## DIRECTIONS FOR THIS TASK
Below are entries. Pull out all lines containing "fonds".

(Element data from apps and pages)

↓↓↓

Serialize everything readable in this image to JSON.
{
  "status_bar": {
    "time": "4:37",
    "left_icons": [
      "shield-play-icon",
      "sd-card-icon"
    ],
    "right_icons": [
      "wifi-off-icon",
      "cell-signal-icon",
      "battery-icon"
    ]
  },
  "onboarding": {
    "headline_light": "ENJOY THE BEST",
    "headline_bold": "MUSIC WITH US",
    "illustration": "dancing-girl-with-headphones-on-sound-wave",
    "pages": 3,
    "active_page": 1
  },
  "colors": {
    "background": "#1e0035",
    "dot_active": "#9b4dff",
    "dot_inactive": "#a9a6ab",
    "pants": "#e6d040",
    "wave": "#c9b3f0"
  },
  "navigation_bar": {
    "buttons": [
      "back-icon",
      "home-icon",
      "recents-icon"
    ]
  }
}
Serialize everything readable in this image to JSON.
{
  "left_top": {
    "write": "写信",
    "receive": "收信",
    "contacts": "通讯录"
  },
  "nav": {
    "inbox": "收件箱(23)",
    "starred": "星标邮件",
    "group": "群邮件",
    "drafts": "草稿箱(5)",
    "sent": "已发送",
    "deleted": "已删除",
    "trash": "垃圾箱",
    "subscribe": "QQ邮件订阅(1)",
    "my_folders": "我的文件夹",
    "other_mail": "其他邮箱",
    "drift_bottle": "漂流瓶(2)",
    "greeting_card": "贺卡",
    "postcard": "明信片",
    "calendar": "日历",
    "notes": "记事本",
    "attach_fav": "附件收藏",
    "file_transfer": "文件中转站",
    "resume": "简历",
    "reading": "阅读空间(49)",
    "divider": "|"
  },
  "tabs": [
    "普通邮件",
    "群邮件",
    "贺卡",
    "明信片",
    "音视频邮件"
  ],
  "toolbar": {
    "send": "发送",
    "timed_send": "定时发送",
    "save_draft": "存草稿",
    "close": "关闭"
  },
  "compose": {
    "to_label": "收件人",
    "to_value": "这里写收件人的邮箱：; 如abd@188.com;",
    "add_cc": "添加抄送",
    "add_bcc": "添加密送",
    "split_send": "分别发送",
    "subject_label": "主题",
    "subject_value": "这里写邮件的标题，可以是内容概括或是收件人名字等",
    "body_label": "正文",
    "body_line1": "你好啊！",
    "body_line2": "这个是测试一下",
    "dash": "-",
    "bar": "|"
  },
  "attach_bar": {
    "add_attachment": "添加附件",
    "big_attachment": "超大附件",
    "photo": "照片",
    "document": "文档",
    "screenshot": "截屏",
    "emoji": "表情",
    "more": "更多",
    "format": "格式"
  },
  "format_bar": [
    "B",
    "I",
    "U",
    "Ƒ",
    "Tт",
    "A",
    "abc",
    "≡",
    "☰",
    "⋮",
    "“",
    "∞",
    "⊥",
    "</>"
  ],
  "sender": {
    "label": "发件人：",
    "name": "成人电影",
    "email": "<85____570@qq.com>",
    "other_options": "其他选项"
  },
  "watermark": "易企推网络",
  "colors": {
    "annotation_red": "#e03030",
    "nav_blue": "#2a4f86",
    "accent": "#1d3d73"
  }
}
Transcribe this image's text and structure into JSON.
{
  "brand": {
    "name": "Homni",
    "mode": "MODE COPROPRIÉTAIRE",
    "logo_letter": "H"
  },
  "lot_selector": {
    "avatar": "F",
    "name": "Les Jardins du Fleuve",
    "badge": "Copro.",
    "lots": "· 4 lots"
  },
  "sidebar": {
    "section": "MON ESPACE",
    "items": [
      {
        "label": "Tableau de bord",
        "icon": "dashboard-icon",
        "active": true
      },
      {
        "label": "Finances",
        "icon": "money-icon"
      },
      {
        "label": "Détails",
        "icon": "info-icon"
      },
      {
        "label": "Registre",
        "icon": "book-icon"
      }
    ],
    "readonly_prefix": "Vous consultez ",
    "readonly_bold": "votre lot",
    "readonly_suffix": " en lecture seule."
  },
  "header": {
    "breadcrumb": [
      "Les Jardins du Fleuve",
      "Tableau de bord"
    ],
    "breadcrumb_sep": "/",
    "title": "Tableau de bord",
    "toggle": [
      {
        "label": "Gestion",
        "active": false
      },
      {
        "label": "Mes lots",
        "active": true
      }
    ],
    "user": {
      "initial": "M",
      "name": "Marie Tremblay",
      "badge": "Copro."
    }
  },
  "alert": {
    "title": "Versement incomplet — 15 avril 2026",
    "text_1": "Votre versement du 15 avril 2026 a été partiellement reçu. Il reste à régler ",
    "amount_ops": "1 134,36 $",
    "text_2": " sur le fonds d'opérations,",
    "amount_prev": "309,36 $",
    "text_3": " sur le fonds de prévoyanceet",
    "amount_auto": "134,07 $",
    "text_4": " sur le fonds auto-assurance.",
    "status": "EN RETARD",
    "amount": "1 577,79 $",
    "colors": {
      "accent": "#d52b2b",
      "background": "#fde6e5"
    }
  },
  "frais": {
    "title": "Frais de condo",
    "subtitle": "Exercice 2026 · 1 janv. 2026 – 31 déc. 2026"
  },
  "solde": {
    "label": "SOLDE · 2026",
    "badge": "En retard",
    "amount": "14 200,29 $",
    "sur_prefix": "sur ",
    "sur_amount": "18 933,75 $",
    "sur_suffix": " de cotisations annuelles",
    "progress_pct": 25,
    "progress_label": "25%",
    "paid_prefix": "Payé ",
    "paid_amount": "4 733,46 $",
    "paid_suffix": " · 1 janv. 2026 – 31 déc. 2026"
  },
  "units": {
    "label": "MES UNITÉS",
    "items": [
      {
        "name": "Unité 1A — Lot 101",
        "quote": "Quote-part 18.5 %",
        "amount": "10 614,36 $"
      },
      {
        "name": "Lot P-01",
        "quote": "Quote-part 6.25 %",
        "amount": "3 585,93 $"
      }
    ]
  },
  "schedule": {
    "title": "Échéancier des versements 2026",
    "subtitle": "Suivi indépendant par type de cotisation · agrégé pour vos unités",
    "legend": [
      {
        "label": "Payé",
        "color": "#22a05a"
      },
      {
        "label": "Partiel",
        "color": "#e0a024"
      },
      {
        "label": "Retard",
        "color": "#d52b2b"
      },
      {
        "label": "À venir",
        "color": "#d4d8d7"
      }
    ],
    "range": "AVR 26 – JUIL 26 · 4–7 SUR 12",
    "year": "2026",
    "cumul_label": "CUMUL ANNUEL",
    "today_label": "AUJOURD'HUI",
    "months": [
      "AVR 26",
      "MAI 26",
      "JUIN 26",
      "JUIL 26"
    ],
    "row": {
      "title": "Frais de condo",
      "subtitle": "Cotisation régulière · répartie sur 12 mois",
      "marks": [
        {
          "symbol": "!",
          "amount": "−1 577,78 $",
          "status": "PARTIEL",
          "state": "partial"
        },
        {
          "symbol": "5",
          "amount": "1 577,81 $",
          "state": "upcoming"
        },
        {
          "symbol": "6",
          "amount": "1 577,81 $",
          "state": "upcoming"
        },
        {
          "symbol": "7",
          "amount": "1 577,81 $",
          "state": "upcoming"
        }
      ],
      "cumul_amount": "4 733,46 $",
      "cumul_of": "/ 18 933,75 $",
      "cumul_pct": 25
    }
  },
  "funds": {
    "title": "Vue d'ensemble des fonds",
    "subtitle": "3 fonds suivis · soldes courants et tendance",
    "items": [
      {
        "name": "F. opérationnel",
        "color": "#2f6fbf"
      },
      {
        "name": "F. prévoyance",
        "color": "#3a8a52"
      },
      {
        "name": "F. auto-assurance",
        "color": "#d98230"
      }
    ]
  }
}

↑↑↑

## ANSWER SPACE
    "text_2": " sur le fonds d'opérations,",
    "text_3": " sur le fonds de prévoyanceet",
    "text_4": " sur le fonds auto-assurance.",
    "title": "Vue d'ensemble des fonds",
    "subtitle": "3 fonds suivis · soldes courants et tendance",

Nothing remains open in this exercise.